But the lawsuit over whether the Navy violated the National Environmental Policy Act by failing to consider all of the impacts of the relocation and training in a single Environmental Impact Statement will continue.
Earthjustice—representing the Tinian Women Association, Guardians of Gani’, PåganWatch and the Center for Biological Diversity—filed the lawsuit last year.
“We are thankful the judge reaffirmed that the military is not above the law,” said David Henkin, the Earthjustice attorney leading this case. “Before deciding to move thousands of Marines to the Marianas, the Navy should have considered the devastation to Tinian and Pågan from the live-fire training those Marines will need to perform their mission. The people of Tinian and Pågan will now have their day in court to challenge this existential threat to their homelands.”
Photo courtesy of Dan Lin
No live-fire training currently takes place on Pågan, a remote island that has been largely uninhabited since a volcanic eruption in 1981 forced evacuation of the local population. Many former residents and their children would like to return to live on the island.
Tinian is a small island with a population of just over 3,000. Currently, the only live-fire training conducted there is limited to a sniper target range. No live-fire training currently takes place on Pågan, a remote island that has been largely uninhabited since a volcanic eruption in 1981 forced evacuation of the local population. Many former residents and their children would like to return to live on the island.
The training proposed for Tinian and Pågan would be intense and destructive. War games would include artillery, mortars, rockets, amphibious assaults, attack helicopters and warplanes and, on Pågan, ship-to-shore naval bombardment. The training would destroy native forests and coral reefs, kill native wildlife—including endangered species—and destroy prime farmland.
Photo courtesy of Dan Lin
The site of an ancient meeting house at Masålok. The upright stones, known as latte columns, supported the structure. This area is of cultural significance, both due to the presence of the archeological sites and because local families go there to collect traditional medicine, as well as red peppers for subsistence. Masålok lies within the Military Lease Area, and proposed training would restrict public access.
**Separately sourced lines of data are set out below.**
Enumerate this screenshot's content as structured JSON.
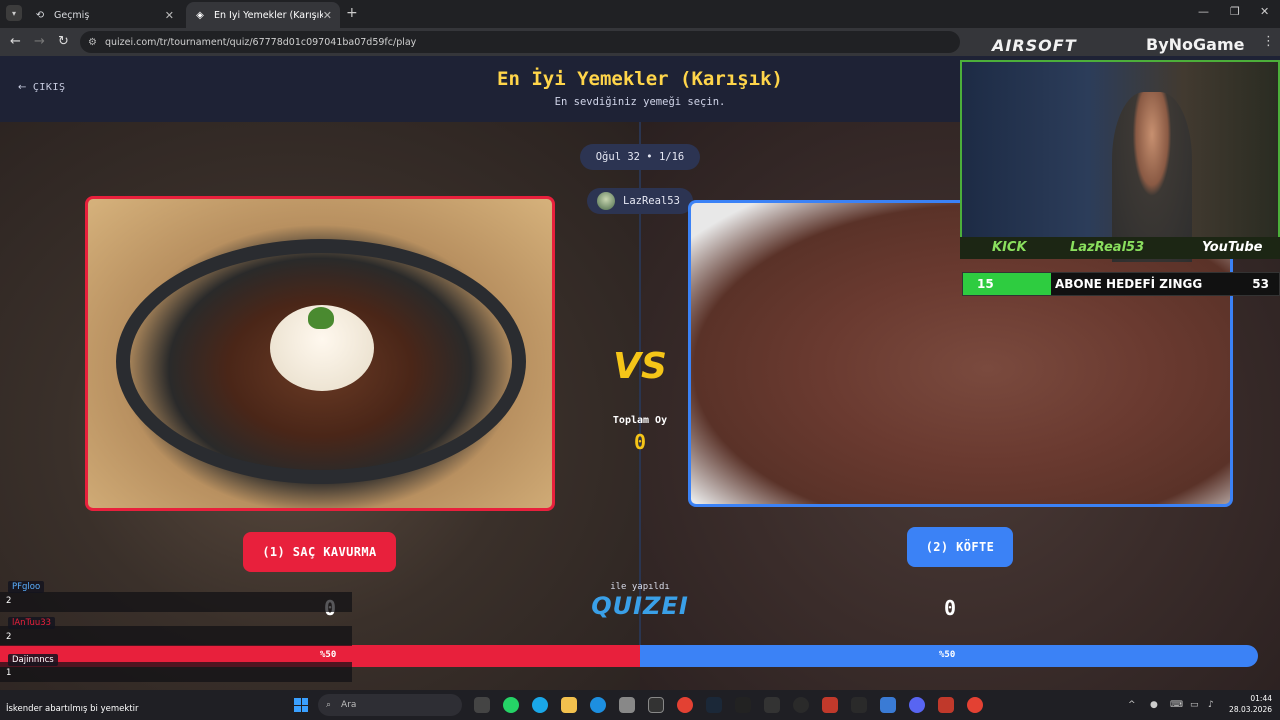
{
  "browser": {
    "tabs": [
      {
        "label": "Geçmiş",
        "icon": "history-icon"
      },
      {
        "label": "En İyi Yemekler (Karışık) - Tier L",
        "icon": "quizei-favicon-icon"
      }
    ],
    "url": "quizei.com/tr/tournament/quiz/67778d01c097041ba07d59fc/play"
  },
  "header": {
    "back_label": "ÇIKIŞ",
    "title": "En İyi Yemekler (Karışık)",
    "subtitle": "En sevdiğiniz yemeği seçin."
  },
  "round": {
    "label": "Oğul 32 • 1/16"
  },
  "user": {
    "name": "LazReal53"
  },
  "left_choice": {
    "label": "(1) SAÇ KAVURMA",
    "votes": "0",
    "percent": "%50"
  },
  "right_choice": {
    "label": "(2) KÖFTE",
    "votes": "0",
    "percent": "%50"
  },
  "vs": {
    "text": "VS",
    "total_label": "Toplam Oy",
    "total_value": "0"
  },
  "footer": {
    "made_with": "ile yapıldı",
    "brand": "QUIZEI"
  },
  "vote_split": {
    "left_fraction": 0.5,
    "right_fraction": 0.5
  },
  "chat": [
    {
      "name": "PFgloo",
      "count": "2"
    },
    {
      "name": "lAnTuu33",
      "count": "2"
    },
    {
      "name": "Dajinnncs",
      "count": "1"
    },
    {
      "name": "lAnTuu33",
      "count": ""
    }
  ],
  "chat_message": "İskender abartılmış bi yemektir",
  "stream": {
    "logo_left": "AIRSOFT",
    "logo_right": "ByNoGame",
    "cam_bar": [
      "KICK",
      "LazReal53",
      "YouTube"
    ],
    "goal_current": "15",
    "goal_label": "ABONE HEDEFİ ZINGG",
    "goal_target": "53",
    "goal_fraction": 0.28
  },
  "taskbar": {
    "search_placeholder": "Ara",
    "time": "01:44",
    "date": "28.03.2026"
  },
  "colors": {
    "red": "#e8203c",
    "blue": "#3b82f6",
    "gold": "#ffd54a"
  }
}
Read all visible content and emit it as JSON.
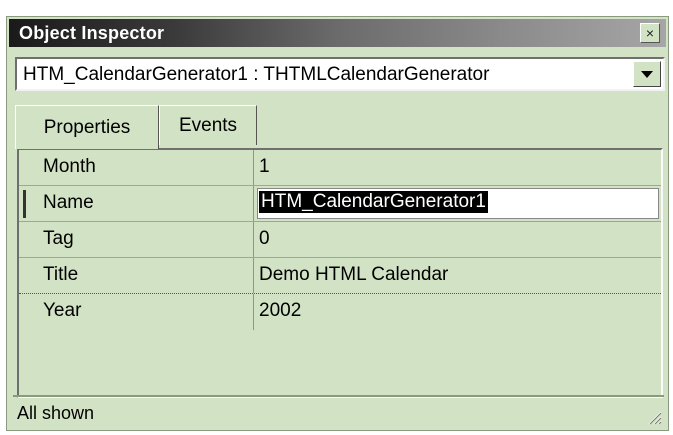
{
  "window": {
    "title": "Object Inspector",
    "close_glyph": "×"
  },
  "selector": {
    "value": "HTM_CalendarGenerator1 : THTMLCalendarGenerator",
    "dropdown_icon": "triangle-down-icon"
  },
  "tabs": [
    {
      "label": "Properties",
      "active": true
    },
    {
      "label": "Events",
      "active": false
    }
  ],
  "properties": [
    {
      "name": "Month",
      "value": "1"
    },
    {
      "name": "Name",
      "value": "HTM_CalendarGenerator1",
      "selected": true
    },
    {
      "name": "Tag",
      "value": "0"
    },
    {
      "name": "Title",
      "value": "Demo HTML Calendar"
    },
    {
      "name": "Year",
      "value": "2002"
    }
  ],
  "status": {
    "text": "All shown"
  },
  "colors": {
    "background": "#d2e3c5",
    "title_dark": "#1a1a1a",
    "selection": "#000000"
  }
}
Communities on Tinian—mostly indigenous Chamorro and low-income residents—would be subjected to high-decibel noise, as well as restricted access to traditional fishing grounds, cultural sites and recreational beaches. Cultural and historic sites would be destroyed. Families evacuated from Pågan in 1981 would never be able to return, their former home turned into a militarized wasteland.
The groups represented by Earthjustice have been fighting this proposal since it was first made public in 2013.
Read today’s legal document.